By Paul Gorski
This article is not what I intended. I set out to write a review. I had to adapt. Now, the topic is: teaching our children to adapt to and evaluate new technology. Yes, some kids catch on to new technology quickly, but what are they learning?
I planned to write a review of the Motorola Moto X smartphone, which is now available at U.S. Cellular (http://www.uscellular.com) for only a penny for new customers. The Moto X runs Android 4.4 “KitKat,” the newest Android smartphone operating system (OS). I was offered a loaner phone to do a review. However, I had to pass on that offer because of time constraints. I am a bit sad. The Moto X is getting pretty good reviews, and buying one for a penny is a great deal. In addition, Android 4.4 is getting high marks for user interface upgrades and for better memory management — memory management that should allow it to run on some older smartphones.
I asked myself, though, “Am I missing out on revolutionary or evolutionary product upgrades here?” My answer: evolutionary. Evolutionary is not bad, but the updates in the hardware and software, even as described by their manufacturers, did not appear to rise to a “yee hah!” exclamation level. About the same time I was re-considering my smartphone review, I read a few articles about the importance of technology in the classroom. The two thoughts merged.

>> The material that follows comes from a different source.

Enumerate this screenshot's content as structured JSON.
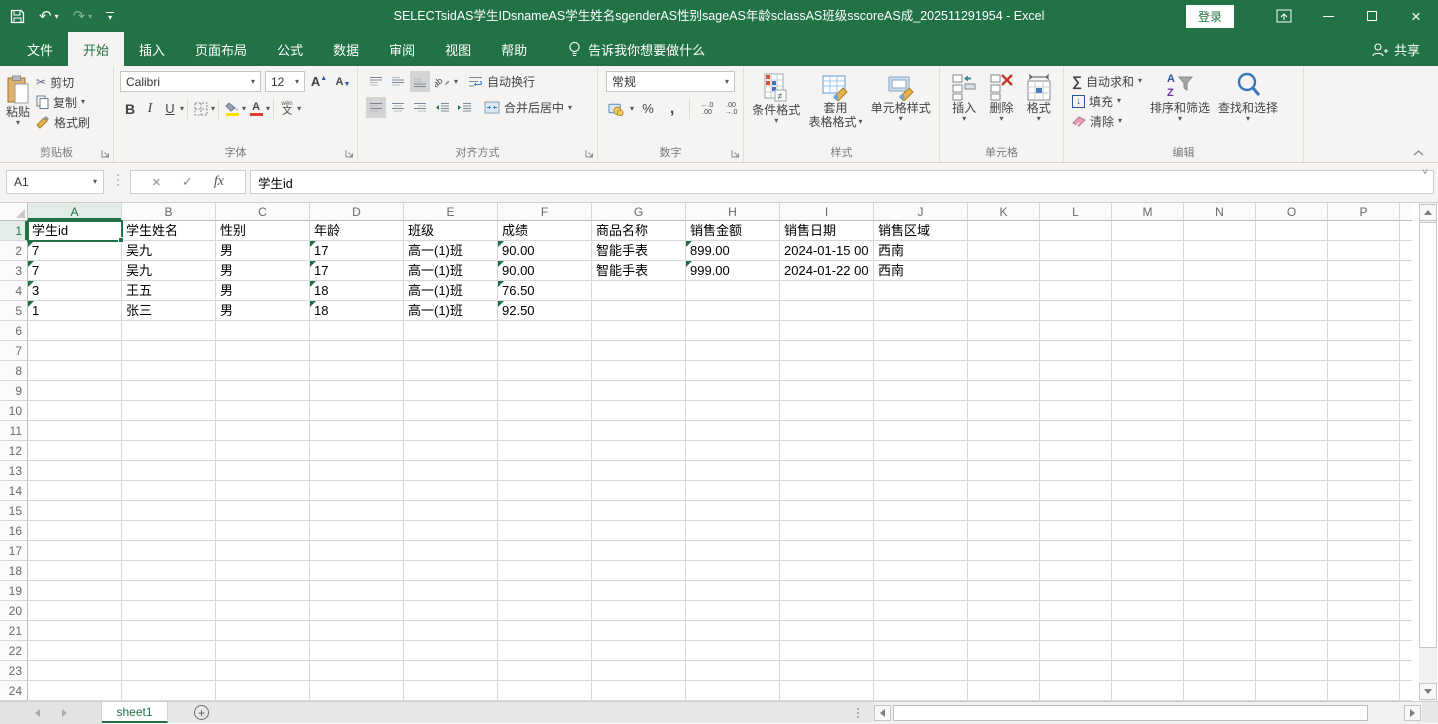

How often are minor software and hardware upgrades marketed as “must haves” and how often are our children the targets of those marketing campaigns? Yes, it is important to put technology in the classroom. Computers, smartphones and the like can be great tools, but sometimes the product improvements are only marketing ploys. Let’s teach our children how to identify real improvements in technology, not just how to use that technology.
Teach our kids how to explore and research, how to write and create, and how to crunch some numbers in a spreadsheet, but also how to evaluate one technology tool over another. Tablet, laptop or desktop. What are advantages and disadvantages of one piece of hardware over another? Microsoft Office versus Google Docs. Other than cost, why choose one over the other?
As we teach our children to evaluate and truly adapt to new technology, we might very well be preparing them for careers in technology development and project management. Cool.
Paul Gorski (www.paulgorski.com) has been a technology manager nearly 20 years, specializing in workflow solutions for printing, publishing and advertising computer users. Originally destined to be a chemist, his interest in computers began in college when he wrote a program to analyze data from lab instruments he hard-wired to the back of an Apple Iie.
Posted May 21, 2014